  • Political Geography: China, Europe, South Asia, India, European Union
  • Author: Nele Katharina Wissmann
  • Publication Date: 05-2018
  • Content Type: Policy Brief
  • Institution: Institut français des relations internationales (IFRI)
  • Abstract: The term "refugee crisis" is not uncontroversial in Germany; it is indeed accused of presenting the refugees as being responsible for the crisis. The events that have occurred since the summer of 2015 should rather be called "crisis of the authorities", given that Germany could have anticipated the massive increase in the number of refugees. The use of the term "refugee crisis" in this article is axiologically neutral and reflects its present common use in politics, the media and specialised literature. The term "refugee", which does not reflect the heterogeneity of immigrant situations in Germany, is less common in France than in Germany. When used in France, it is to facilitate the understanding of the reader. The definition used here is that of the Geneva Convention: "the term "refugee" will apply to any person who is outside their country of nationality and who is unable or unwilling to avail himself of the protection of that country". There will be a distinction between "tolerated" refugees and persons enjoying subsidiary protection and asylum seekers, in accordance with Article 16a of the German Constitution. The refugee crisis in Germany was first mentioned in the light of the events in the summer of 2015; at the time, the chroniclers established a direct link between the refugee crisis and the "open door policy". Admittedly, this characterisation is not entirely false, given the prolonged absence of reliable statistics on immigration, which can be explained by, among other things, double registration and the fact that some people have continued their journey to other EU countries without declaring it. Nevertheless, this phenomenon reflects more the shortcomings of the authorities concerning refugee registration than a real political orientation of the government in response to the increase in the number of refugees. Germany has, on the contrary, reacted by progressively toughening its asylum rights, and seems to be permanently closing its doors to many groups of migrants.
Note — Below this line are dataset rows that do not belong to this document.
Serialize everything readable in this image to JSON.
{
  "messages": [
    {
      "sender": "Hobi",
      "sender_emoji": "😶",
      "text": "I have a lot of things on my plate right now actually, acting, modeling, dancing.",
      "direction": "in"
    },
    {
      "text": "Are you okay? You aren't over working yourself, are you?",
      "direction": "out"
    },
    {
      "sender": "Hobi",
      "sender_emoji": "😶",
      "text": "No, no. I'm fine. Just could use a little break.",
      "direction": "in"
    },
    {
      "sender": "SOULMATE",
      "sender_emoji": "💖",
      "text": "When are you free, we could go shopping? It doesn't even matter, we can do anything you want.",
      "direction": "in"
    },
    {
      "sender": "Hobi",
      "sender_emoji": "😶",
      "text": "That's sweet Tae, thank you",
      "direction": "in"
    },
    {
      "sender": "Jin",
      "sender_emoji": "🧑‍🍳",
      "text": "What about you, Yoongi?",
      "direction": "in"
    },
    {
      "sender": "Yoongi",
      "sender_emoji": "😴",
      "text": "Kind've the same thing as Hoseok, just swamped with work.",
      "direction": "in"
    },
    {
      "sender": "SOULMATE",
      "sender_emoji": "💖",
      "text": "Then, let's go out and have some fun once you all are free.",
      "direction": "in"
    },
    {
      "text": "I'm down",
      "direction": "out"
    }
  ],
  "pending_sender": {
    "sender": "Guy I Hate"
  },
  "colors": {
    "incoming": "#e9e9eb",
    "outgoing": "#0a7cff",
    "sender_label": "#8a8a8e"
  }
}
  • Topic: Immigration, Governance, Refugee Crisis, Asylum
  • Political Geography: Germany, European Union